--- Information provided ---

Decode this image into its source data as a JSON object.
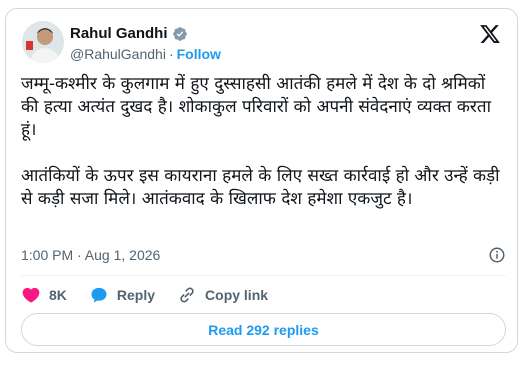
{
  "author": {
    "name": "Rahul Gandhi",
    "handle": "@RahulGandhi",
    "separator": "·",
    "follow_label": "Follow"
  },
  "tweet": {
    "paragraphs": [
      "जम्मू-कश्मीर के कुलगाम में हुए दुस्साहसी आतंकी हमले में देश के दो श्रमिकों की हत्या अत्यंत दुखद है। शोकाकुल परिवारों को अपनी संवेदनाएं व्यक्त करता हूं।",
      "आतंकियों के ऊपर इस कायराना हमले के लिए सख्त कार्रवाई हो और उन्हें कड़ी से कड़ी सजा मिले। आतंकवाद के खिलाफ देश हमेशा एकजुट है।"
    ],
    "timestamp": "1:00 PM · Aug 1, 2026"
  },
  "actions": {
    "likes": "8K",
    "reply_label": "Reply",
    "copy_link_label": "Copy link"
  },
  "read_replies_label": "Read 292 replies",
  "colors": {
    "accent": "#1d9bf0",
    "like": "#f91880",
    "text": "#0f1419",
    "muted": "#536471",
    "border": "#cfd9de"
  },
  "icons": [
    "avatar",
    "verified-badge-icon",
    "x-logo-icon",
    "info-icon",
    "heart-icon",
    "reply-bubble-icon",
    "link-icon"
  ]
}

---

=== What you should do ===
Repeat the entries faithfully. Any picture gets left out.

=== Result of this task ===
Decode this image into its source data as a JSON object.
{
  "author": {
    "name": "Rahul Gandhi",
    "handle": "@RahulGandhi",
    "separator": "·",
    "follow_label": "Follow"
  },
  "tweet": {
    "paragraphs": [
      "जम्मू-कश्मीर के कुलगाम में हुए दुस्साहसी आतंकी हमले में देश के दो श्रमिकों की हत्या अत्यंत दुखद है। शोकाकुल परिवारों को अपनी संवेदनाएं व्यक्त करता हूं।",
      "आतंकियों के ऊपर इस कायराना हमले के लिए सख्त कार्रवाई हो और उन्हें कड़ी से कड़ी सजा मिले। आतंकवाद के खिलाफ देश हमेशा एकजुट है।"
    ],
    "timestamp": "1:00 PM · Aug 1, 2026"
  },
  "actions": {
    "likes": "8K",
    "reply_label": "Reply",
    "copy_link_label": "Copy link"
  },
  "read_replies_label": "Read 292 replies",
  "colors": {
    "accent": "#1d9bf0",
    "like": "#f91880",
    "text": "#0f1419",
    "muted": "#536471",
    "border": "#cfd9de"
  },
  "icons": [
    "avatar",
    "verified-badge-icon",
    "x-logo-icon",
    "info-icon",
    "heart-icon",
    "reply-bubble-icon",
    "link-icon"
  ]
}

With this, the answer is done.